Few journalists have endeavored to crawl inside their subjects like Tom Wolfe. By applying the techniques, forms, and comic flare of fiction to the practice of reportage, he essentially created a new genre of writing. He gets inside people's heads, documenting... [more]
Few journalists have endeavored to crawl inside their subjects like Tom Wolfe. By applying the techniques, forms, and comic flare of fiction to the practice of reportage, he essentially created a new genre of writing. He gets inside people's heads, documenting almost every strange alcove of American life with a detailed, flamboyant realism.
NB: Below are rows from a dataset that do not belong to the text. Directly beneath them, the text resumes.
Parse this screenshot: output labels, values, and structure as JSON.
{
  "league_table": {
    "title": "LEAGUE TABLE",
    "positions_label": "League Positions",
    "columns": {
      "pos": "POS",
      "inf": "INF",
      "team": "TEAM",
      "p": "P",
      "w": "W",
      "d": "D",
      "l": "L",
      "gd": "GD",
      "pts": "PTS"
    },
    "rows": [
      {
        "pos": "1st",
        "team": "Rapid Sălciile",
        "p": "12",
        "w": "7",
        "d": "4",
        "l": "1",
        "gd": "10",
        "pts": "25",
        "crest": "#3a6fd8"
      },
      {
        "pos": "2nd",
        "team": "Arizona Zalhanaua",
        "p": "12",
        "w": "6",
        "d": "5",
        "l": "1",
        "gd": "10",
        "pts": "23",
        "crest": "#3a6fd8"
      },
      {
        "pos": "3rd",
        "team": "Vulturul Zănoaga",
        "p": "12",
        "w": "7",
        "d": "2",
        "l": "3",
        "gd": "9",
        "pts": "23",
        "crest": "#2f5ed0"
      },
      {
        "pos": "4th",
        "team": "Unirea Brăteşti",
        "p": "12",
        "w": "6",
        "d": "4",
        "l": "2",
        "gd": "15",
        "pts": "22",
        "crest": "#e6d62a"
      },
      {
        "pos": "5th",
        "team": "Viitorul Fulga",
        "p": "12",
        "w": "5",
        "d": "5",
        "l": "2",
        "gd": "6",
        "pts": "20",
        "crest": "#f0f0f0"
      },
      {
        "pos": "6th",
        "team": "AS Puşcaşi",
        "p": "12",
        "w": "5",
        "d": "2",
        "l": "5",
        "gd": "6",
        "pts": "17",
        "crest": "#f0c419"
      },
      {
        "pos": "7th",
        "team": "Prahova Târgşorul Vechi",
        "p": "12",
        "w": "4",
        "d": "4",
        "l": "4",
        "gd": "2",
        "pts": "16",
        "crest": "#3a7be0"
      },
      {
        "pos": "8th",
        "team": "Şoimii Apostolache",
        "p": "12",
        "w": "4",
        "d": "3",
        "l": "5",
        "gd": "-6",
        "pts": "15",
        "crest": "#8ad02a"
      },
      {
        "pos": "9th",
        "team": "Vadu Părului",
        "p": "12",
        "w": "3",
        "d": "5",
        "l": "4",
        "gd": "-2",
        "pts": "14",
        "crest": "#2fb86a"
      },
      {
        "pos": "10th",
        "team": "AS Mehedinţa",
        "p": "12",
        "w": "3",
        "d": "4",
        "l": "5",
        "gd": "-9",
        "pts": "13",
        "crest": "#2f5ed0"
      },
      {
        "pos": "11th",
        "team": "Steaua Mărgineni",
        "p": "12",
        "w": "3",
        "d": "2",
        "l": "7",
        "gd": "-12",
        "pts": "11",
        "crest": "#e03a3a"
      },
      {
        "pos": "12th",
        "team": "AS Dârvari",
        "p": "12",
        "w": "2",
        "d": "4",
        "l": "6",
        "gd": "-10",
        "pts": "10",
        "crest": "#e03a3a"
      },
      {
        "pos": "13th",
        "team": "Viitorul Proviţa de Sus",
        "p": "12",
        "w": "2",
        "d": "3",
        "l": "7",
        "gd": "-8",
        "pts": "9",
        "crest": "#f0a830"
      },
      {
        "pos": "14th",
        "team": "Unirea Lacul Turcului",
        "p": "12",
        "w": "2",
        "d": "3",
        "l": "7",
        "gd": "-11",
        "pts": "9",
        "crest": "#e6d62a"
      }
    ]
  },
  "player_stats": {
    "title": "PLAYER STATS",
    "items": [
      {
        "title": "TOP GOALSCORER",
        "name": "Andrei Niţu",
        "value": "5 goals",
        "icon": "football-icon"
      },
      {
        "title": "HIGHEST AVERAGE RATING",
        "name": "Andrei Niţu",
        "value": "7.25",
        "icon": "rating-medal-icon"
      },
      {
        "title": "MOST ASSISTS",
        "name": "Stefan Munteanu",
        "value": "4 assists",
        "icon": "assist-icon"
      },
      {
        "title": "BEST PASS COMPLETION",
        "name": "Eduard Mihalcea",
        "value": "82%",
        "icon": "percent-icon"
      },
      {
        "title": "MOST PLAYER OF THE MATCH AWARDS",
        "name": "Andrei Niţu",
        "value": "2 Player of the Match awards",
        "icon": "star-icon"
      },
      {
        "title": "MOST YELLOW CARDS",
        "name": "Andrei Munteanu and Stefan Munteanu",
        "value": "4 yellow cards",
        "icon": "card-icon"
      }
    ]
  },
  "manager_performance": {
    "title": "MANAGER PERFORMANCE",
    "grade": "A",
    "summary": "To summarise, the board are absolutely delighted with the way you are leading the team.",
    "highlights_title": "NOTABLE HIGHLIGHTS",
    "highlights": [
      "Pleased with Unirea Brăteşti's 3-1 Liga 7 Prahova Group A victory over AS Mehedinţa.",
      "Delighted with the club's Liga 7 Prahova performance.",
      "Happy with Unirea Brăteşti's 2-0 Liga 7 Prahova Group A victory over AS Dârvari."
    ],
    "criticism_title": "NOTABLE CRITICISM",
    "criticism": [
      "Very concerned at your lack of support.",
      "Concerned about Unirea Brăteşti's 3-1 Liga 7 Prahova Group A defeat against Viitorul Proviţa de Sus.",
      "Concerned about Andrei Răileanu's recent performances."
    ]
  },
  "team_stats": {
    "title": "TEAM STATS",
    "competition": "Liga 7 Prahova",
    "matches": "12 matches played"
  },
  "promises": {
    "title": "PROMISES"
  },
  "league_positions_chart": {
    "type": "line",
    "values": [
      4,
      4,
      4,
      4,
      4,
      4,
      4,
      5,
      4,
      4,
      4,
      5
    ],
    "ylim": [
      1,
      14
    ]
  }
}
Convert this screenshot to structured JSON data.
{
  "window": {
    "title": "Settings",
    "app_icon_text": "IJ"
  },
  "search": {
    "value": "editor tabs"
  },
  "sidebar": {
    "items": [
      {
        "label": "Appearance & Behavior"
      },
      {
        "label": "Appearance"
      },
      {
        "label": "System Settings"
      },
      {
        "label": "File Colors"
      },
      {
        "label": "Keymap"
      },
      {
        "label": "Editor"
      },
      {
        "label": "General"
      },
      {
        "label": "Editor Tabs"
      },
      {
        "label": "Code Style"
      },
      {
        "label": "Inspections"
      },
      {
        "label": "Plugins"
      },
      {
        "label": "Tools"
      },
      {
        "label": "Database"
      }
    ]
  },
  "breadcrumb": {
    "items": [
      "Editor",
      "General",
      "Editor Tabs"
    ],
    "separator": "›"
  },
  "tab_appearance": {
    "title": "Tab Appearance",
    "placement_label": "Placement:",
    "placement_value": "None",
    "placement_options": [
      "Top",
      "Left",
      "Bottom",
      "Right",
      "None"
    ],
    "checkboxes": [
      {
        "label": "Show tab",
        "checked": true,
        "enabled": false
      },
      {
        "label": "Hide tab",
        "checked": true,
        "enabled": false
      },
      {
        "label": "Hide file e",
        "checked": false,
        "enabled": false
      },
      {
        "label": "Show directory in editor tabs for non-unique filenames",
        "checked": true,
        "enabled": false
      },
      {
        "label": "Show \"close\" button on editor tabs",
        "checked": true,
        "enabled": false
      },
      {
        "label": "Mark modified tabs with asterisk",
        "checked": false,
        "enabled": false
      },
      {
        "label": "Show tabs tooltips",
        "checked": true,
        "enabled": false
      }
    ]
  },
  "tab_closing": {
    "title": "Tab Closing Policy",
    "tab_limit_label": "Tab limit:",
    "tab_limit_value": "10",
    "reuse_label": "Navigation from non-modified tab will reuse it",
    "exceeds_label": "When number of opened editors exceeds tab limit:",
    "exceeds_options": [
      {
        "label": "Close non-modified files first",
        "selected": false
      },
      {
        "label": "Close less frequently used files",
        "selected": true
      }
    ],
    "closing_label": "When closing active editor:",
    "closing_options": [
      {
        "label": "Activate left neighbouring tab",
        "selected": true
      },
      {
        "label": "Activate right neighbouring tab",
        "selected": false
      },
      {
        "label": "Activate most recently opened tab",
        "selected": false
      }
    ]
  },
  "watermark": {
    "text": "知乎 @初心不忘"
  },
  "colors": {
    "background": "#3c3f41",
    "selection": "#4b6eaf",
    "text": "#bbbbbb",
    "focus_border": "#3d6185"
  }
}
After earning his Ph.D. in American Studies from Yale, then auditioning to be a pitcher for the New York Giants (he didn't make it), Wolfe took up the journalistic pen. But it wasn't until 1963 that his particular style emerged, when he stumbled on a case of writer's block while working at Esquire magazine. When he couldn't finish an article on customized cars, he instead submitted a long, detailed stream of brain blather -- which he assumed would be restructured by someone else. Instead, the editor published the notes as they were, and so began the career that would propel Wolfe into the spotlight.
"The Electric Kool-Aid Acid Test" was the first book to associate Wolfe's name with New Journalism in the public mind. Wolfe was the eye that peered into the crazy world of Ken Kesey and the Merry Pranksters as they tripped around mid-1960s America. By minutely describing the eccentric lifestyle of the group and its experiments in interpersonal dynamics, Wolfe brought journalism into a far more intimate space than it had previously known. Two years later, Wolfe was onto very different things: as the racial tensions of the '60s heated up, he filed a report from a party thrown by Leonard and Felicia Bernstein to benefit the Black Panthers. To explain the motives of these rich New Yorkers in feting a group of antiestablishment militants, Wolfe invented the phrase "radical chic."
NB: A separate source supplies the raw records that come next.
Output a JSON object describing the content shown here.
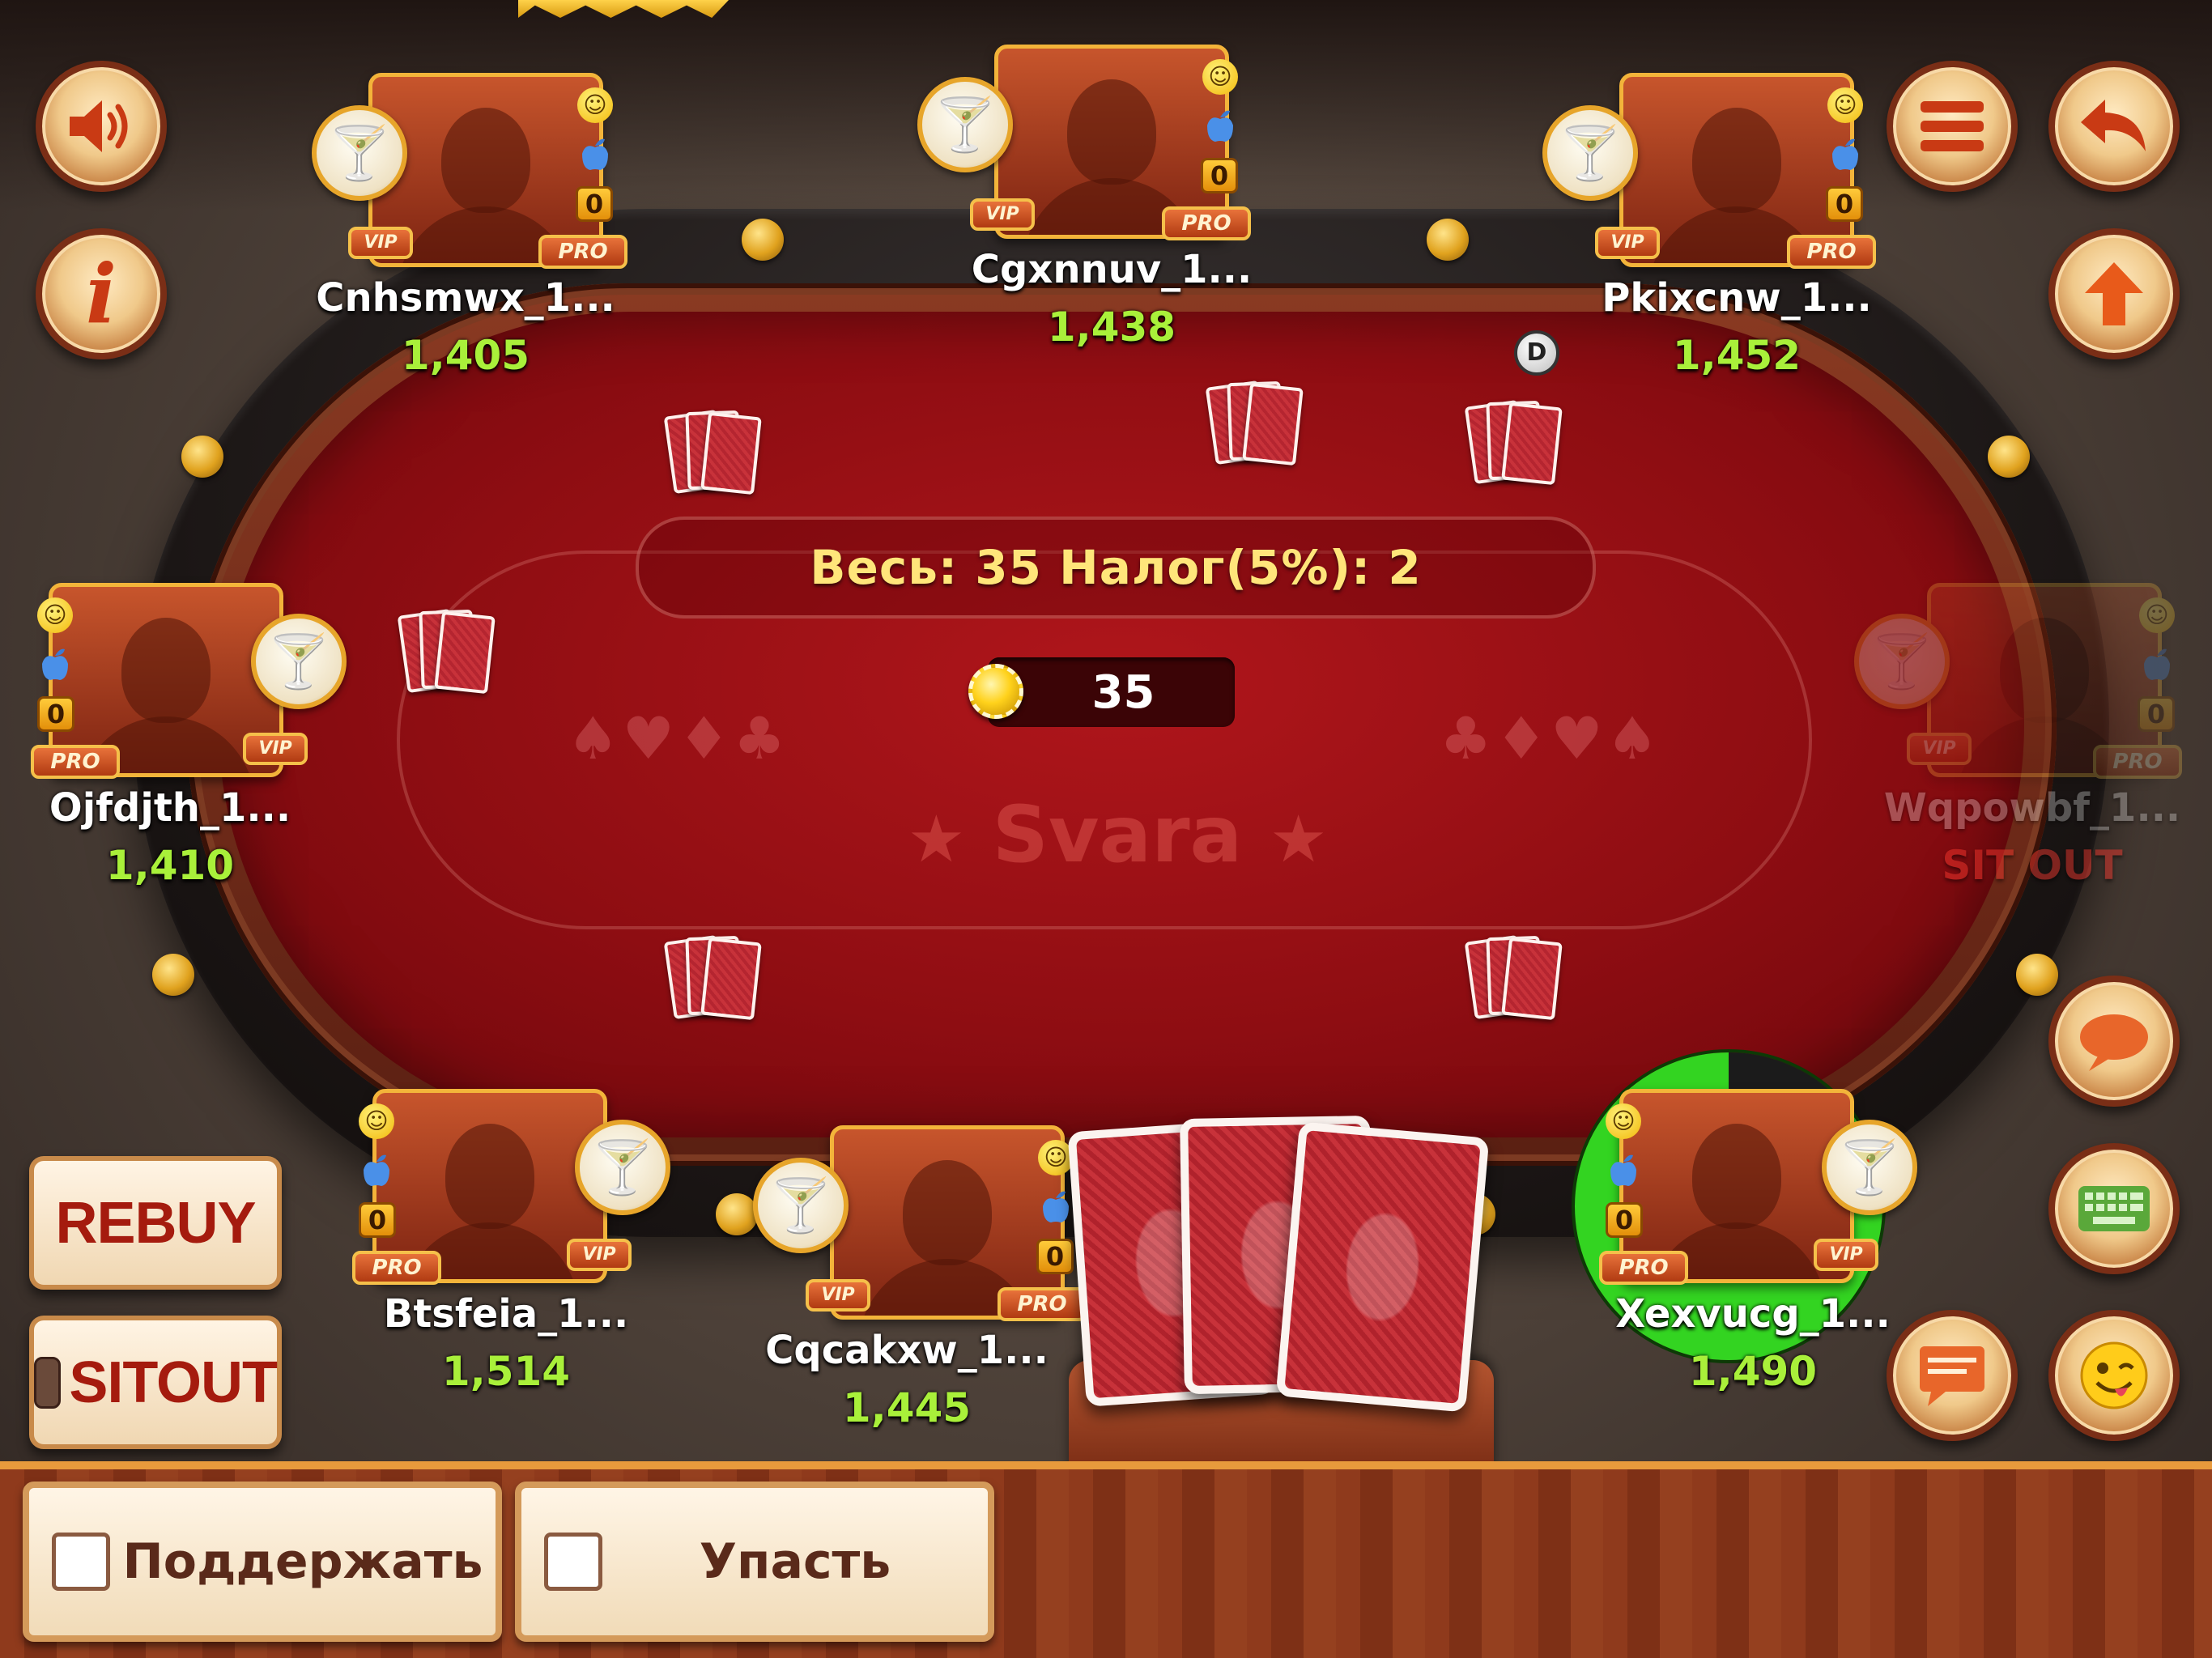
{
  "table": {
    "pot_info": "Весь: 35 Налог(5%): 2",
    "pot_amount": "35",
    "brand": "Svara",
    "suits_left": "♠♥♦♣",
    "suits_right": "♣♦♥♠",
    "dealer_label": "D"
  },
  "players": [
    {
      "name": "Cnhsmwx_1...",
      "chips": "1,405",
      "level": "0",
      "pro_label": "PRO",
      "vip_label": "VIP"
    },
    {
      "name": "Cgxnnuv_1...",
      "chips": "1,438",
      "level": "0",
      "pro_label": "PRO",
      "vip_label": "VIP"
    },
    {
      "name": "Pkixcnw_1...",
      "chips": "1,452",
      "level": "0",
      "pro_label": "PRO",
      "vip_label": "VIP"
    },
    {
      "name": "Ojfdjth_1...",
      "chips": "1,410",
      "level": "0",
      "pro_label": "PRO",
      "vip_label": "VIP"
    },
    {
      "name": "Wqpowbf_1...",
      "chips": "",
      "status": "SIT OUT",
      "level": "0",
      "pro_label": "PRO",
      "vip_label": "VIP"
    },
    {
      "name": "Btsfeia_1...",
      "chips": "1,514",
      "level": "0",
      "pro_label": "PRO",
      "vip_label": "VIP"
    },
    {
      "name": "Cqcakxw_1...",
      "chips": "1,445",
      "level": "0",
      "pro_label": "PRO",
      "vip_label": "VIP"
    },
    {
      "name": "Xexvucg_1...",
      "chips": "1,490",
      "level": "0",
      "pro_label": "PRO",
      "vip_label": "VIP",
      "turn_timer_remaining": 0.87
    }
  ],
  "side_buttons": {
    "rebuy": "REBUY",
    "sitout": "SITOUT"
  },
  "actions": {
    "support": "Поддержать",
    "fold": "Упасть"
  },
  "icons": [
    "sound-icon",
    "info-icon",
    "menu-icon",
    "back-icon",
    "up-arrow-icon",
    "chat-bubble-icon",
    "keyboard-icon",
    "message-icon",
    "emoji-icon",
    "cocktail-icon",
    "apple-icon",
    "smiley-icon"
  ],
  "colors": {
    "felt": "#9a0f14",
    "chips_text": "#a9f03a",
    "pot_text": "#ffe57a",
    "sitout_text": "#ff3a30",
    "timer": "#33d421"
  }
}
Wolfe's first novel, "The Bonfire of the Vanities," hit the stands to immediate acclaim. A satirical look at the "me" decade of the '80s, the book details a series of accidental encounters that start when a yuppie stockbroker gets in trouble in New York's South Bronx. As improbabilities and coincidences spin racial politics out of control, the book becomes increasingly tangled, torn, and internally divided -- no one is exempt from personal ugliness. According to Wolfe, the book was intended to excavate the "dirt of everyday life." This same dirt fuels his latest fiction, "A Man in Full," which carries his expose of American values into the '90s.
Over time Wolfe has investigated many a fertile plot of American ground. From modern architecture to NASA, racial politics to acid-heads, his work spans an enormously diverse terrain. The common thread that runs through this diversity is, of course, the diversity of America itself, the seemingly infinite variety of social pockets that make up its fabric. [show less]